The same went for my recent road trip. I have known my traveling companion since 7th grade. She can be difficult to cope with – different rules of engagement apply when we do things together than they do with other friends. I can’t describe it better, but there are significantly different dynamics at work which used to just drain me mentally and emotionally.
Over the last 15 years especially, I have gradually figured out small rules and guidelines that I use to cope when we are spending a weekend at a convention or traveling together. It can still be a very trying trip, but it’s not as draining as it used to be and I am able to enjoy myself more.
And so it was that I expected this trip to be…trying. We did something we have not done before and that was drive instead of fly. I didn’t expect that this would work in any way, shape, or form, but much to my surprise, she loved it. I have never seen her as relaxed and enjoying herself on a trip as I did this past week. This was honestly one of the best trips we have ever done together.
But what I think frustrates me the most is I still let myself get caught up with expectations. I know what pushes my buttons, I know what feeds the expectation machine, and the next thing I know is those pesky habits have snuck back in and I’m stuck in a negativity loop.

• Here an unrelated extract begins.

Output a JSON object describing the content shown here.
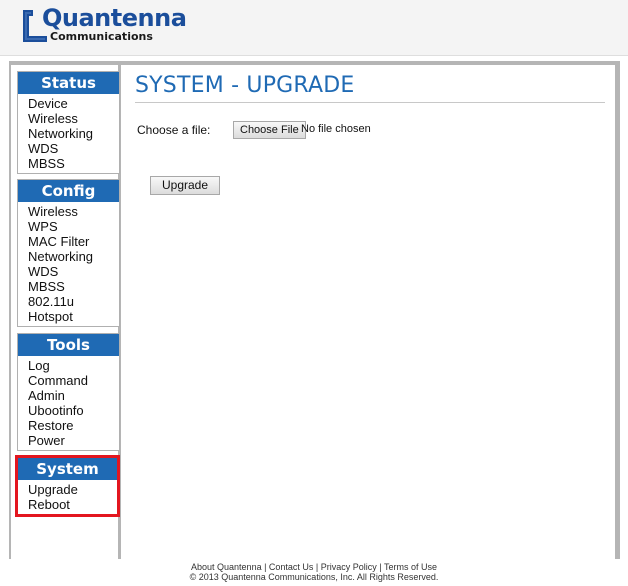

So what I’ve been working on is not the emotion of expectation, but the habits of negativity that crop up with those expectations. To not let myself get caught up in the negative feedback loop. For me, trying to change the habit that arises with the expectation is perhaps more approachable than squashing or eliminating feelings of expectation. Maybe that makes sense, maybe not, and that’s okay.
Are there any habits or expectations that you are working on?